Hales says the demands of special interest groups to have candidates fill out questionnaires and sit for interviews has increased since he first ran for City Hall in 1992.
But he says landing a wide range of endorsements helps. “That’s very important to show the public you’re not a single-issue candidate,” he says, “and that you are part of the mainstream progressive Portland movement.”
AFSCME, which endorsed Smith, isn’t the only group to keep its questionnaires secret. The Oregon League of Conservation Voters, which hasn’t endorsed for mayor yet, doesn’t release the questionnaires until after the election.
“We want to make sure we’re having open, honest conversations,” says Andy Maggi, political director for OLCV.
But one organization that takes the opposite view is Portland Business Alliance, which posts answers from candidates online.
PBA spokeswoman Megan Doern says making the questionnaires public helps draw attention to the organization’s issues and concerns. “It’s an opportunity for us to continue pushing out our message about the value of jobs,” she says, “and showing where candidates come down on issues that impact that.”
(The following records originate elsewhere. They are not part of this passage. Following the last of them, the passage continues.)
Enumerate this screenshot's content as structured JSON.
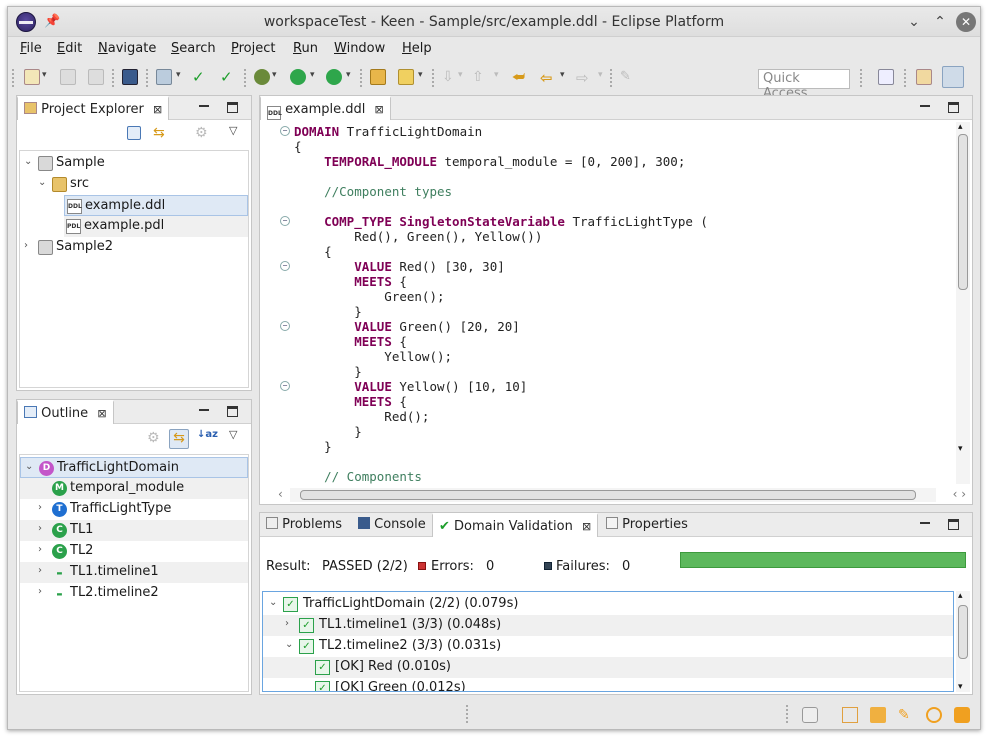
{
  "window": {
    "title": "workspaceTest - Keen - Sample/src/example.ddl - Eclipse Platform"
  },
  "menu": [
    "File",
    "Edit",
    "Navigate",
    "Search",
    "Project",
    "Run",
    "Window",
    "Help"
  ],
  "toolbar": {
    "quick_access_placeholder": "Quick Access"
  },
  "project_explorer": {
    "tab_label": "Project Explorer",
    "items": [
      {
        "label": "Sample",
        "type": "project",
        "expanded": true
      },
      {
        "label": "src",
        "type": "folder",
        "expanded": true
      },
      {
        "label": "example.ddl",
        "type": "file",
        "icon_text": "DDL",
        "selected": true
      },
      {
        "label": "example.pdl",
        "type": "file",
        "icon_text": "PDL"
      },
      {
        "label": "Sample2",
        "type": "project",
        "expanded": false
      }
    ]
  },
  "outline": {
    "tab_label": "Outline",
    "items": [
      {
        "label": "TrafficLightDomain",
        "icon_letter": "D",
        "icon_color": "#c355c9",
        "selected": true
      },
      {
        "label": "temporal_module",
        "icon_letter": "M",
        "icon_color": "#2ba14b"
      },
      {
        "label": "TrafficLightType",
        "icon_letter": "T",
        "icon_color": "#1f6fd1"
      },
      {
        "label": "TL1",
        "icon_letter": "C",
        "icon_color": "#2ba14b"
      },
      {
        "label": "TL2",
        "icon_letter": "C",
        "icon_color": "#2ba14b"
      },
      {
        "label": "TL1.timeline1",
        "icon_letter": "-",
        "icon_color": "#2ba14b"
      },
      {
        "label": "TL2.timeline2",
        "icon_letter": "-",
        "icon_color": "#2ba14b"
      }
    ]
  },
  "editor": {
    "tab_label": "example.ddl",
    "lines": [
      [
        [
          "kw",
          "DOMAIN"
        ],
        [
          "t",
          " TrafficLightDomain"
        ]
      ],
      [
        [
          "t",
          "{"
        ]
      ],
      [
        [
          "t",
          "    "
        ],
        [
          "kw",
          "TEMPORAL_MODULE"
        ],
        [
          "t",
          " temporal_module = [0, 200], 300;"
        ]
      ],
      [
        [
          "t",
          ""
        ]
      ],
      [
        [
          "t",
          "    "
        ],
        [
          "cm",
          "//Component types"
        ]
      ],
      [
        [
          "t",
          ""
        ]
      ],
      [
        [
          "t",
          "    "
        ],
        [
          "kw",
          "COMP_TYPE SingletonStateVariable"
        ],
        [
          "t",
          " TrafficLightType ("
        ]
      ],
      [
        [
          "t",
          "        Red(), Green(), Yellow())"
        ]
      ],
      [
        [
          "t",
          "    {"
        ]
      ],
      [
        [
          "t",
          "        "
        ],
        [
          "kw",
          "VALUE"
        ],
        [
          "t",
          " Red() [30, 30]"
        ]
      ],
      [
        [
          "t",
          "        "
        ],
        [
          "kw",
          "MEETS"
        ],
        [
          "t",
          " {"
        ]
      ],
      [
        [
          "t",
          "            Green();"
        ]
      ],
      [
        [
          "t",
          "        }"
        ]
      ],
      [
        [
          "t",
          "        "
        ],
        [
          "kw",
          "VALUE"
        ],
        [
          "t",
          " Green() [20, 20]"
        ]
      ],
      [
        [
          "t",
          "        "
        ],
        [
          "kw",
          "MEETS"
        ],
        [
          "t",
          " {"
        ]
      ],
      [
        [
          "t",
          "            Yellow();"
        ]
      ],
      [
        [
          "t",
          "        }"
        ]
      ],
      [
        [
          "t",
          "        "
        ],
        [
          "kw",
          "VALUE"
        ],
        [
          "t",
          " Yellow() [10, 10]"
        ]
      ],
      [
        [
          "t",
          "        "
        ],
        [
          "kw",
          "MEETS"
        ],
        [
          "t",
          " {"
        ]
      ],
      [
        [
          "t",
          "            Red();"
        ]
      ],
      [
        [
          "t",
          "        }"
        ]
      ],
      [
        [
          "t",
          "    }"
        ]
      ],
      [
        [
          "t",
          ""
        ]
      ],
      [
        [
          "t",
          "    "
        ],
        [
          "cm",
          "// Components"
        ]
      ]
    ]
  },
  "bottom_panel": {
    "tabs": [
      "Problems",
      "Console",
      "Domain Validation",
      "Properties"
    ],
    "active_tab": "Domain Validation",
    "result_label": "Result:",
    "result_value": "PASSED (2/2)",
    "errors_label": "Errors:",
    "errors_value": "0",
    "failures_label": "Failures:",
    "failures_value": "0",
    "progress_fraction": 1.0,
    "results": [
      {
        "label": "TrafficLightDomain (2/2) (0.079s)",
        "level": 0
      },
      {
        "label": "TL1.timeline1 (3/3) (0.048s)",
        "level": 1
      },
      {
        "label": "TL2.timeline2 (3/3) (0.031s)",
        "level": 1
      },
      {
        "label": "[OK] Red (0.010s)",
        "level": 2
      },
      {
        "label": "[OK] Green (0.012s)",
        "level": 2
      }
    ]
  }
}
Brady, who has never run for public office before, was endorsed by the PBA. She says the questionnaires have helped her clarify positions with a wide range of groups. “It’s a great chance for you to be clear inside yourself that you’re not going to be wishy-washy,” she says. “You’re going to stand up for what you believe.”
Smith campaign manager Stacey Dycus says the endorsement process is cumbersome and time consuming, but the payoffs are worth it.
“Here’s what every campaign has to consider: Will they endorse? Is there PAC money? Will they open up their list of members for volunteers?” Dycus says. “It’s part fundraising, part field work, part marketing.”
Here are the links to organizations that have sought written answers to questionnaires from City hall candidates in PDF format.
Portland Business Alliance. A group of about 1,200 member companies representing about 325,000 employees. They've endorsed Brady.
The PBA makes its questionnaires public.
AFSCME Local 189 — The city of Portland chapter of the American Federation of State, County and Municipal Employees represents about 950 workers. The state and local union endorsed Smith.
SEIU — Service Employees International Union Locals 49 and 503 represent workers in the Portland region.
Northwest Oregon Labor Council — The local chapter of AFL-CIO represents 48,000 members in Multnomah, Clackamas, Columbia and Washington Counties. According to NW Labor Press, the council endorsed Steve Novick, but won't endorse for Position 1 or the mayor's seat in the primary.
Portland Association of Teachers — PAT represents about 4,000 members in the Portland area. Its political committee, Teachers Voice in Politics, endorsed Smith for mayor.
Portland Police Association — The Portland police union represents 900 police officers, sergeants, detectives and criminalists who work for the Portland Police Bureau. The union has endorsed Steve Novick and Rep. Mary Nolan for City Council.
Communication Workers of America Local 7901 — The CWA local represents about 1,000 cab drivers and CenturyLink, Dex yellow pages and ATT mobile retail store employees. The union has endorsed Amanda Fritz for City Council Position 1.
OLCV — The 5,400-member Oregon League of Conservation Voters works to get environmentally-friendly candidates elected in Oregon and keeps scorecards of current legislators' work on environmental issues. The group has endorsed Steve Novick for City Council Position 4, but hasn't yet announced picks for mayor or in the Fritz-Nolan race.
Bike, Walk, Vote — The political action committee works for candidates and ballot measures that support bicyclists, pedestrians and transit riders in Oregon. The group endorsed Smith for mayor.
Just Out — The local LGBT newsmagazine went out of business in December.
Street Roots — The newspaper, which covers Portland's homeless population, held a forum on housing, and all candidates who planned to attend were asked to complete this questionnaire.
NARAL Pro-Choice Oregon — The non-profit lobbies for pro-choice legislation and its PAC contributes to candidates.
Oregon Working Families Party — The party focuses on healthcare, education, affordable housing and local job creation.